This may seem like a commercial for our own newspaper, but it’s not.
Call me old school, but I like a newspaper. I mean a real, printed-on-rolled-news-stock-with-ink-that-comes-off-on-your-fingers newspaper. Now, I do once in a while read a paper online, particularly if I’m traveling and want to check the news back home, but there is nothing like the feel of sitting down and spreading out a good, old-fashioned newspaper and spending however much time you can devouring the stories.
One of the newspapers I have come to enjoy over the years is a Chicago publication named StreetWise. StreetWise is more of a social enterprise designed to help impoverished people out of poverty than it is a commercial newspaper. It is published weekly as a general interest newspaper with a gritty “from the streets perspective” to give insight to its readers on what’s really going on in Chicago.
OK, that’s from the website. The way StreetWise operates actually is pretty simple. People or “vendors,” as they are referred to, stand on street corners, train platforms or anywhere out of the rain and sell a 12-page newspaper for $1. It’s not very glitzy and I don’t think I’ve ever seen a model posing for anything in one of the ads.
But what it does represent is a vehicle that empowers people to earn money in a way that otherwise would not be available to them and gain a little dignity in the process.
The vendors are, by and large, people who have had a run of bad luck and need a helping hand. Some of the vendors have been homeless. Some of them have lost everything, including their families, to a variety of misfortunes. The why is not nearly as important as the what and in this case, the what is the fact that these people need a little help.
My vendor is Standard Mitchell. I met Standard almost 20 years ago because he is faithful about being on post just outside the Metra La Salle Street Station. Standard is 53 years old and graduated from Marshall High School in Chicago. He studied accounting at Wright Junior College, which is not part of the City Colleges of Chicago. He worked for a shoe store company that went out of business in the early 1980s and then had to settle for an assembly line job, making televisions. In the late 80s, that job was outsourced to another country and Standard found himself without a job and soon after, a family. His wife divorced him and that’s when Standard’s life hit the proverbial fan.
Standard and I became friends almost immediately. I call him Mr. Mitchell and he calls me J. I like that, it kind of makes me feel hip. Of course, saying hip puts me right back in the goofball category, but you get the point.
At first, I would just try to give Standard a couple of bucks without taking the paper, but he always insisted I take the paper. One week, he was particularly excited for me to take the paper because he was a featured writer that week, talking about his life and history with StreetWise.
I have lost track of Standard and it’s a friendship I miss, one that all started with a good, old-fashioned hard copy of a newspaper.
• Jonathan Freeburg is an Ottawa transplant for the past 26 years and a regular contributor to 1430 WCMY Radio.
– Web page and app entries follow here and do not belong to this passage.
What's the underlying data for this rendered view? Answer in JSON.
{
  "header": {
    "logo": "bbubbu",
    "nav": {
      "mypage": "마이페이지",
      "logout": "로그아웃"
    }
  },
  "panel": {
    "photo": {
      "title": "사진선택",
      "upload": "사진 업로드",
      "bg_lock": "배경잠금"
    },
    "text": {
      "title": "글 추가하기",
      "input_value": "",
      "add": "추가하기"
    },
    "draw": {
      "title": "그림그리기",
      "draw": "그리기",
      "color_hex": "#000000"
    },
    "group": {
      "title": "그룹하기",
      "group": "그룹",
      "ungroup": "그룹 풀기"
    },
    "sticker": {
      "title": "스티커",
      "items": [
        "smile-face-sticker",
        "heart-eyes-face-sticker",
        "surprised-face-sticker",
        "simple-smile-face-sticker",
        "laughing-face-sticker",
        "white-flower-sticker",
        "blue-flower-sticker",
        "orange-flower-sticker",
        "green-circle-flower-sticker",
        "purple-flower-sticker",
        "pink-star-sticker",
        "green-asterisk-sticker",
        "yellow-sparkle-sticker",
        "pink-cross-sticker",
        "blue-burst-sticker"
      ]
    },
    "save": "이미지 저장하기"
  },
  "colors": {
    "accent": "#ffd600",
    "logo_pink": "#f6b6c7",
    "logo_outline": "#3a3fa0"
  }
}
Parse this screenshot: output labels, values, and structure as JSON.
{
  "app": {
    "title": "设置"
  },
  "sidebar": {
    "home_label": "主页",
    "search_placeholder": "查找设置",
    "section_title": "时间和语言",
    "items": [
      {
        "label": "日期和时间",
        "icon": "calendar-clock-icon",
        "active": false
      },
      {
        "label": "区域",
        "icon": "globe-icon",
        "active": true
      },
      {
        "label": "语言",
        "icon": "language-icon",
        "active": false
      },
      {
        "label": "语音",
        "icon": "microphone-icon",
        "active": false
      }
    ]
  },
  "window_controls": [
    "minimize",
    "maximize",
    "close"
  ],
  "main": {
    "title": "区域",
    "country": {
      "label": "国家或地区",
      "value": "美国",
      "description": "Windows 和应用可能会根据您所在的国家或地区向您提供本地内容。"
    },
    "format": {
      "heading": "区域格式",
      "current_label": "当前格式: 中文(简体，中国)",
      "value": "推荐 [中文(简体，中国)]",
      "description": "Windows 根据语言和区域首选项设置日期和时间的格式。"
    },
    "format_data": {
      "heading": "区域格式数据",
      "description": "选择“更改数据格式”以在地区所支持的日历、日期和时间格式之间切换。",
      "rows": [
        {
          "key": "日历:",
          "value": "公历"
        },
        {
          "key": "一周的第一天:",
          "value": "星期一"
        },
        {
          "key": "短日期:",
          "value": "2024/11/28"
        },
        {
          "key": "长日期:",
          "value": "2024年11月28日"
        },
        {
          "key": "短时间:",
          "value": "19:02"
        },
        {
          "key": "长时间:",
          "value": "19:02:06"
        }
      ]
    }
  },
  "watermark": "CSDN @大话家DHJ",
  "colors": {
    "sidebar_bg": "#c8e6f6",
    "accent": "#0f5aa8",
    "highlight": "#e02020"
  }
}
His real job is in insurance as a cover-holder for Lloyd’s of London. He can be reached at email@example.com.